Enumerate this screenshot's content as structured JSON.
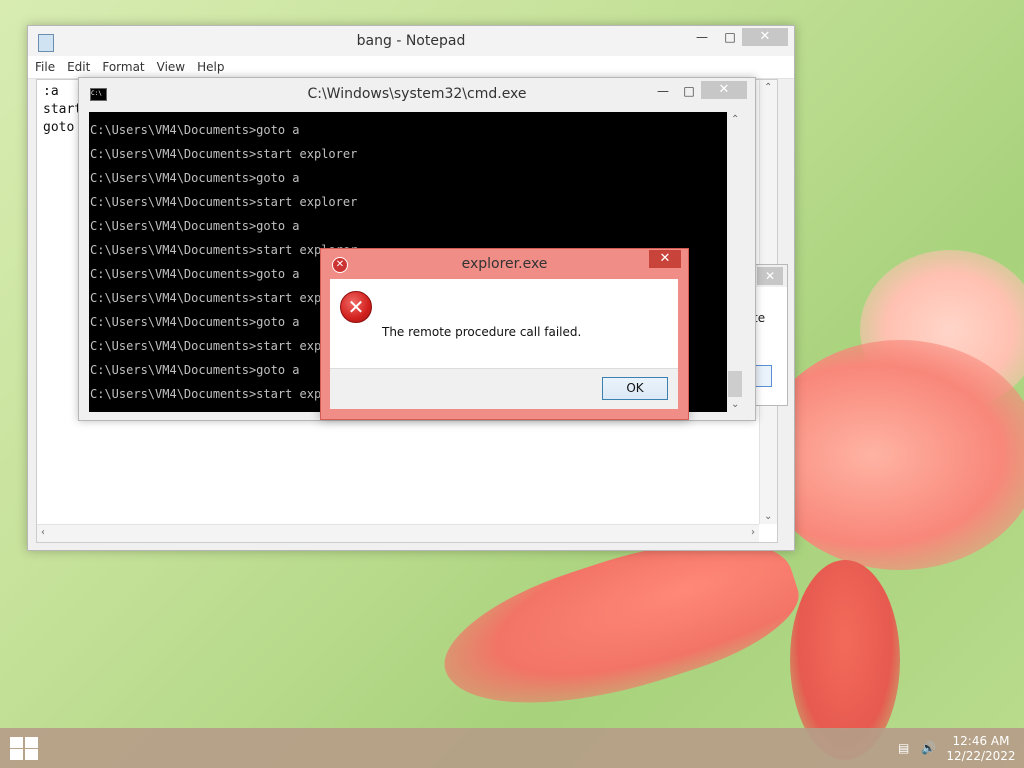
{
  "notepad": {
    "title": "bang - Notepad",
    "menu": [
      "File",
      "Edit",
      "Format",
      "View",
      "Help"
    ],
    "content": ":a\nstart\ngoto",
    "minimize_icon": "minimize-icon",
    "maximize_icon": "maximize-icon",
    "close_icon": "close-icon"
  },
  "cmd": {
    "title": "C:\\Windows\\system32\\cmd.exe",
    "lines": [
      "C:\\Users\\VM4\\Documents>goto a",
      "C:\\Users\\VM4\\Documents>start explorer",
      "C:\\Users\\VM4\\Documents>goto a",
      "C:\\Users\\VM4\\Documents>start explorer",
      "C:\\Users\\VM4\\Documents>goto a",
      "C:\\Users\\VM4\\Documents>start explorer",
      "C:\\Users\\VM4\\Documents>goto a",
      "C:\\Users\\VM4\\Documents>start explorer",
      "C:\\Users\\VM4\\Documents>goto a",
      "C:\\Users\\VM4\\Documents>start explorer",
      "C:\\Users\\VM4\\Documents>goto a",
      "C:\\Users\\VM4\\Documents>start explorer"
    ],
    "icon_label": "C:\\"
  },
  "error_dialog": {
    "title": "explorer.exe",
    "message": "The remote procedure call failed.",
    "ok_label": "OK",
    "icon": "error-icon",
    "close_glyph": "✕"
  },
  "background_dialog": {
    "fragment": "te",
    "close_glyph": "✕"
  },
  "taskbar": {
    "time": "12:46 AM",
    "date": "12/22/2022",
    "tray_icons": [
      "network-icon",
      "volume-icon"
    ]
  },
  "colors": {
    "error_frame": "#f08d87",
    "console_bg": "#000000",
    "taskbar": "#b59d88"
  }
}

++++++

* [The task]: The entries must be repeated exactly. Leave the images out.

* [Written response]:
Enumerate this screenshot's content as structured JSON.
{
  "notepad": {
    "title": "bang - Notepad",
    "menu": [
      "File",
      "Edit",
      "Format",
      "View",
      "Help"
    ],
    "content": ":a\nstart\ngoto",
    "minimize_icon": "minimize-icon",
    "maximize_icon": "maximize-icon",
    "close_icon": "close-icon"
  },
  "cmd": {
    "title": "C:\\Windows\\system32\\cmd.exe",
    "lines": [
      "C:\\Users\\VM4\\Documents>goto a",
      "C:\\Users\\VM4\\Documents>start explorer",
      "C:\\Users\\VM4\\Documents>goto a",
      "C:\\Users\\VM4\\Documents>start explorer",
      "C:\\Users\\VM4\\Documents>goto a",
      "C:\\Users\\VM4\\Documents>start explorer",
      "C:\\Users\\VM4\\Documents>goto a",
      "C:\\Users\\VM4\\Documents>start explorer",
      "C:\\Users\\VM4\\Documents>goto a",
      "C:\\Users\\VM4\\Documents>start explorer",
      "C:\\Users\\VM4\\Documents>goto a",
      "C:\\Users\\VM4\\Documents>start explorer"
    ],
    "icon_label": "C:\\"
  },
  "error_dialog": {
    "title": "explorer.exe",
    "message": "The remote procedure call failed.",
    "ok_label": "OK",
    "icon": "error-icon",
    "close_glyph": "✕"
  },
  "background_dialog": {
    "fragment": "te",
    "close_glyph": "✕"
  },
  "taskbar": {
    "time": "12:46 AM",
    "date": "12/22/2022",
    "tray_icons": [
      "network-icon",
      "volume-icon"
    ]
  },
  "colors": {
    "error_frame": "#f08d87",
    "console_bg": "#000000",
    "taskbar": "#b59d88"
  }
}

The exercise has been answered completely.